__THE PROBLEM__
Please output the entries that follow exactly, without a single image.

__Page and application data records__
——
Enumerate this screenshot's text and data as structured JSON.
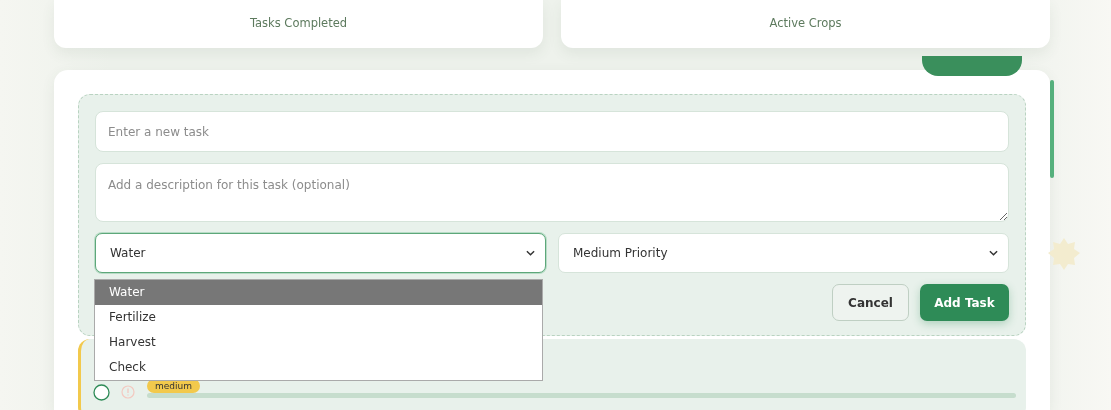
{
  "stats": [
    {
      "label": "Tasks Completed"
    },
    {
      "label": "Active Crops"
    }
  ],
  "form": {
    "title_placeholder": "Enter a new task",
    "description_placeholder": "Add a description for this task (optional)",
    "type_select": {
      "value": "Water",
      "open": true,
      "options": [
        {
          "label": "Water",
          "selected": true
        },
        {
          "label": "Fertilize",
          "selected": false
        },
        {
          "label": "Harvest",
          "selected": false
        },
        {
          "label": "Check",
          "selected": false
        }
      ]
    },
    "priority_select": {
      "value": "Medium Priority"
    },
    "buttons": [
      {
        "label": "Cancel",
        "kind": "secondary"
      },
      {
        "label": "Add Task",
        "kind": "primary"
      }
    ]
  },
  "tasks": [
    {
      "priority": "medium",
      "color": "#f2c94c",
      "done": false
    }
  ]
}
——
__FINISHED EXERCISE__
Enumerate this screenshot's text and data as structured JSON.
{
  "stats": [
    {
      "label": "Tasks Completed"
    },
    {
      "label": "Active Crops"
    }
  ],
  "form": {
    "title_placeholder": "Enter a new task",
    "description_placeholder": "Add a description for this task (optional)",
    "type_select": {
      "value": "Water",
      "open": true,
      "options": [
        {
          "label": "Water",
          "selected": true
        },
        {
          "label": "Fertilize",
          "selected": false
        },
        {
          "label": "Harvest",
          "selected": false
        },
        {
          "label": "Check",
          "selected": false
        }
      ]
    },
    "priority_select": {
      "value": "Medium Priority"
    },
    "buttons": [
      {
        "label": "Cancel",
        "kind": "secondary"
      },
      {
        "label": "Add Task",
        "kind": "primary"
      }
    ]
  },
  "tasks": [
    {
      "priority": "medium",
      "color": "#f2c94c",
      "done": false
    }
  ]
}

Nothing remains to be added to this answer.